### Exercise
Locate the word "Estoque" in the entries below, then gather every line that holds it.

### Records shown
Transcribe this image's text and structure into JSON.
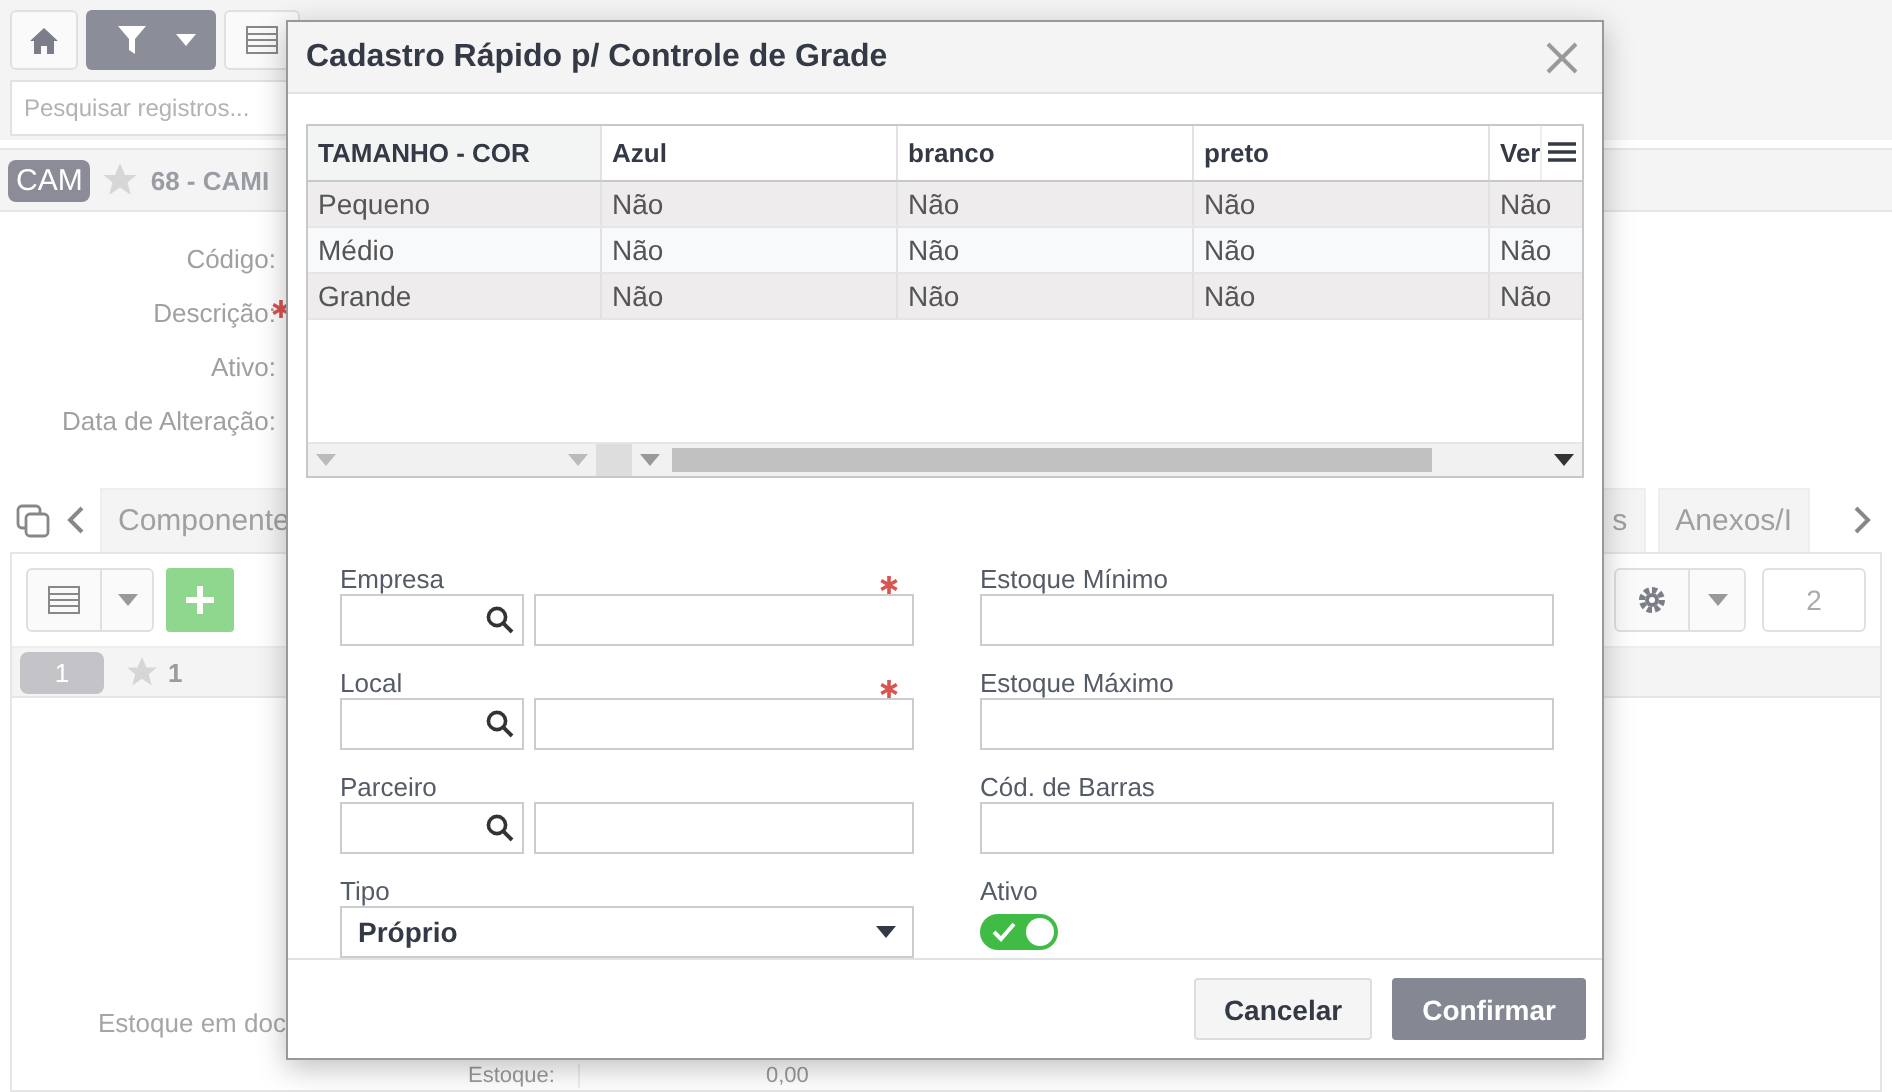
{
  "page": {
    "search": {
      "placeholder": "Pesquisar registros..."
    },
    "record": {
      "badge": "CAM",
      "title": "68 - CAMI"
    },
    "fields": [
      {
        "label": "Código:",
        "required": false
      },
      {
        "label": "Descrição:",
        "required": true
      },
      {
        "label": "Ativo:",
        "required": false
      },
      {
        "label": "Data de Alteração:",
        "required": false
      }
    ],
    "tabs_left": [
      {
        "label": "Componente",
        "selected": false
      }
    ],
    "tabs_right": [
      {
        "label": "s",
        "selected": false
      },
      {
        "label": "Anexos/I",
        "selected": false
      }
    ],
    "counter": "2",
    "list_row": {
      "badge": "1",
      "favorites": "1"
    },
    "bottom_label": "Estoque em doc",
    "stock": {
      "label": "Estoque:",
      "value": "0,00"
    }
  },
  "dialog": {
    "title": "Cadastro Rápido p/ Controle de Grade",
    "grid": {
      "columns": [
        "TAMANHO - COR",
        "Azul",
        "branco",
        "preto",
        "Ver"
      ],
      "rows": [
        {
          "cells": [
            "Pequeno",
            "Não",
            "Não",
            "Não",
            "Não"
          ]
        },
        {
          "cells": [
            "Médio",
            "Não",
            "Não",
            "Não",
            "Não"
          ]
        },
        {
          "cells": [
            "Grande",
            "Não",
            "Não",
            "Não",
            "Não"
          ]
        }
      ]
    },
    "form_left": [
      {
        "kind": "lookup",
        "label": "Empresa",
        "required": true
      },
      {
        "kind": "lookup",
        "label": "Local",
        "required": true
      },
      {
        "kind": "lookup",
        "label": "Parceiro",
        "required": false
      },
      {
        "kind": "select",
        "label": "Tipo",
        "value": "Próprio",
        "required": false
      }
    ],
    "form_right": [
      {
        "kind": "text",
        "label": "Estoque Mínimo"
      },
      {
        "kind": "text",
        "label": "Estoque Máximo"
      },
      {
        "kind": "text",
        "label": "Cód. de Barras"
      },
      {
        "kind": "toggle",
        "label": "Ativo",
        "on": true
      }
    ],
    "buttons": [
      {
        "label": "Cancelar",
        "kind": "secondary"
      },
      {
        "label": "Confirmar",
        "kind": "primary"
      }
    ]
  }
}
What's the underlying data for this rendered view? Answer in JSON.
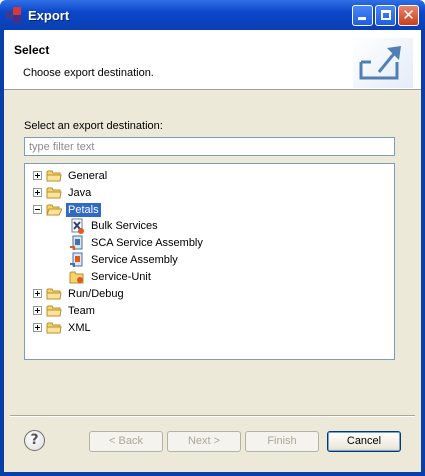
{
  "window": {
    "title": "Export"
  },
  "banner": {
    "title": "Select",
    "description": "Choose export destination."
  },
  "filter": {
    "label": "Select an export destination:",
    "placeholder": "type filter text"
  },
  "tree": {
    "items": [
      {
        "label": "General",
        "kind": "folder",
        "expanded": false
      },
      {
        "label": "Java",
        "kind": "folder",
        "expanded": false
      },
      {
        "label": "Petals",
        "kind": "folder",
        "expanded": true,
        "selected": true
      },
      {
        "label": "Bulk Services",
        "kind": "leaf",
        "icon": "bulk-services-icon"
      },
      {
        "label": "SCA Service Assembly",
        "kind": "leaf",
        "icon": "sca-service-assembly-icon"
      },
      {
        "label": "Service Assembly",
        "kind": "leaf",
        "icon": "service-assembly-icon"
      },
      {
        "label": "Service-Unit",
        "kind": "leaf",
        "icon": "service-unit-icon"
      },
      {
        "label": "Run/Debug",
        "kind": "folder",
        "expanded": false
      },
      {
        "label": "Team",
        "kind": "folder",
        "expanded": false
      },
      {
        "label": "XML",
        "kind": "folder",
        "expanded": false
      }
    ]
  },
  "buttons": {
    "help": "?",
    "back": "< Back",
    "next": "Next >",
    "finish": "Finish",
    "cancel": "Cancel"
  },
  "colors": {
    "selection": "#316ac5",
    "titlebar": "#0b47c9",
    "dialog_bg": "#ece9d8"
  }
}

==

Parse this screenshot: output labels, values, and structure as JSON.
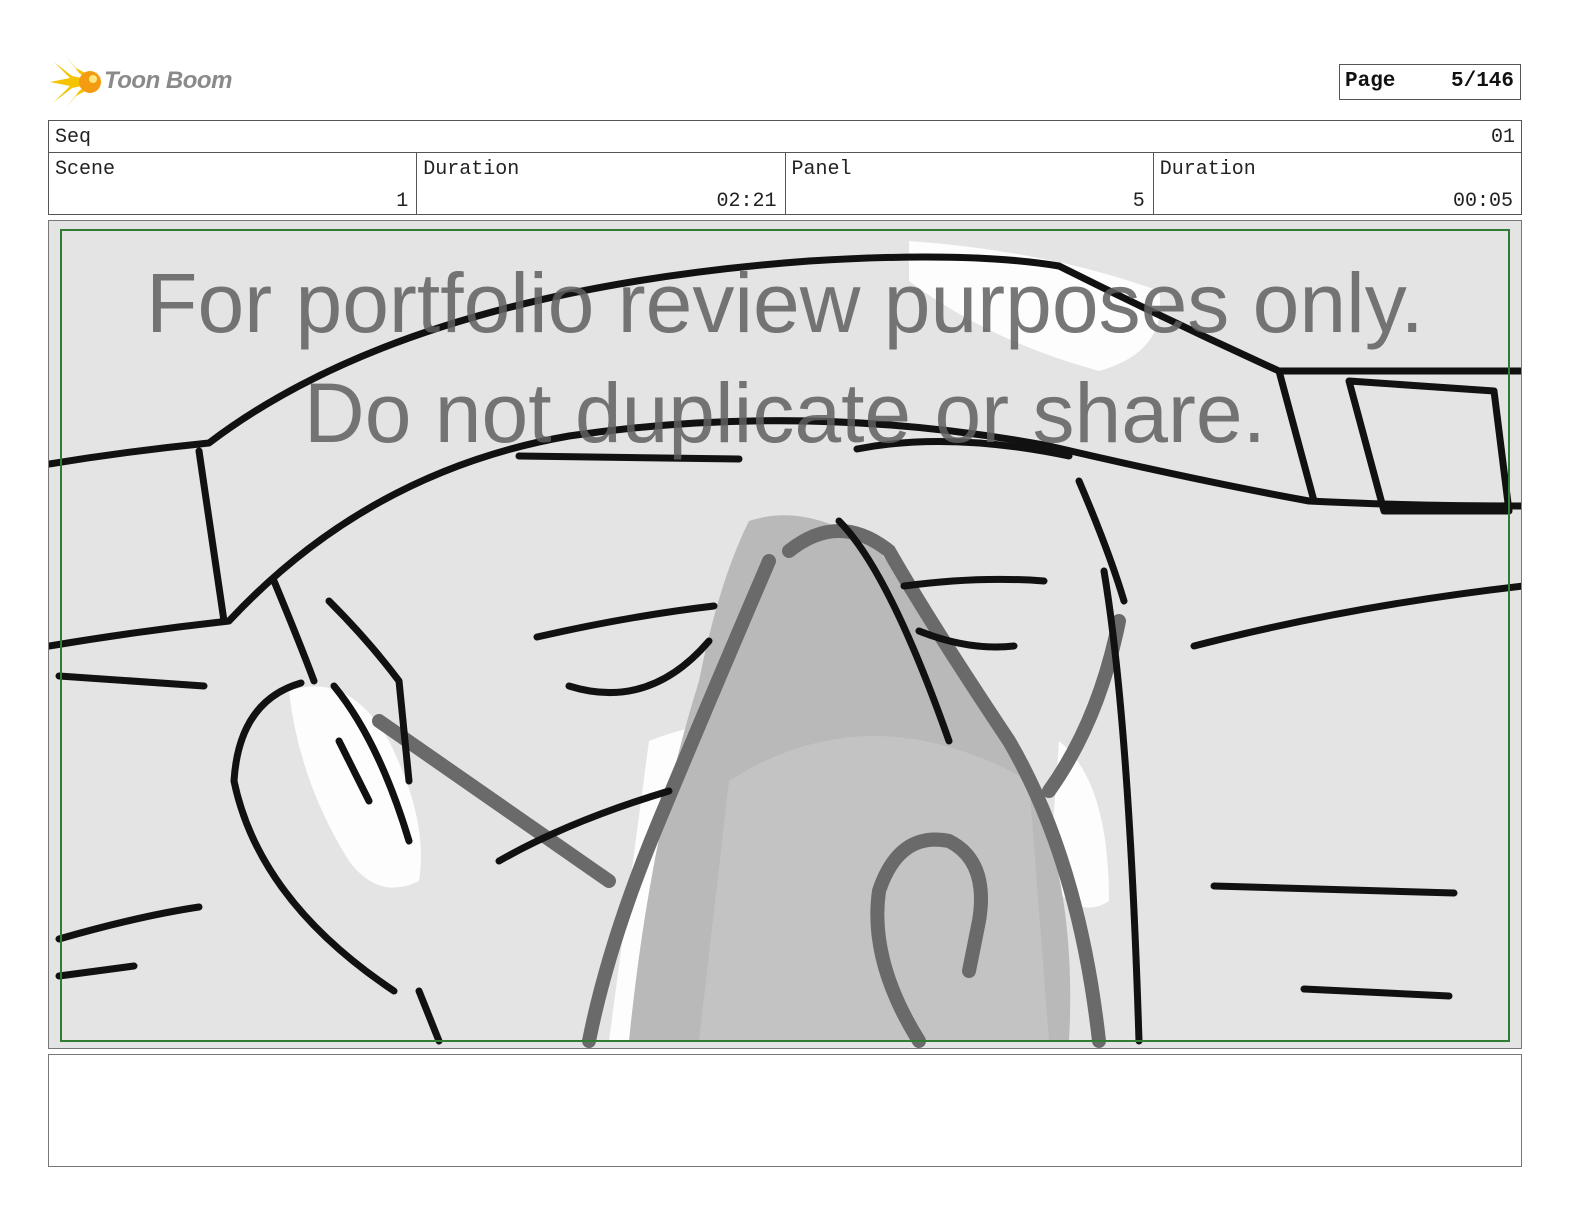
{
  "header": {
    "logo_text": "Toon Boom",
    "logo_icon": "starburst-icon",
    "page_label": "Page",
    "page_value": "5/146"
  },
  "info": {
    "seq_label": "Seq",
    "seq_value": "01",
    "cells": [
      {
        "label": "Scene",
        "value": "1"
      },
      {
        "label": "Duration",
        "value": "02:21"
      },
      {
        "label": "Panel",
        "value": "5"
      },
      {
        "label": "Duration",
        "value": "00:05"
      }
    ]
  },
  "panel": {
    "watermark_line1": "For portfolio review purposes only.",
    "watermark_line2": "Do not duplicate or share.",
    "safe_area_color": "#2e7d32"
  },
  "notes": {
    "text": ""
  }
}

### Reply
    "bottom_label": "Estoque em doc",
      "label": "Estoque:",
        "label": "Estoque Mínimo"
        "label": "Estoque Máximo"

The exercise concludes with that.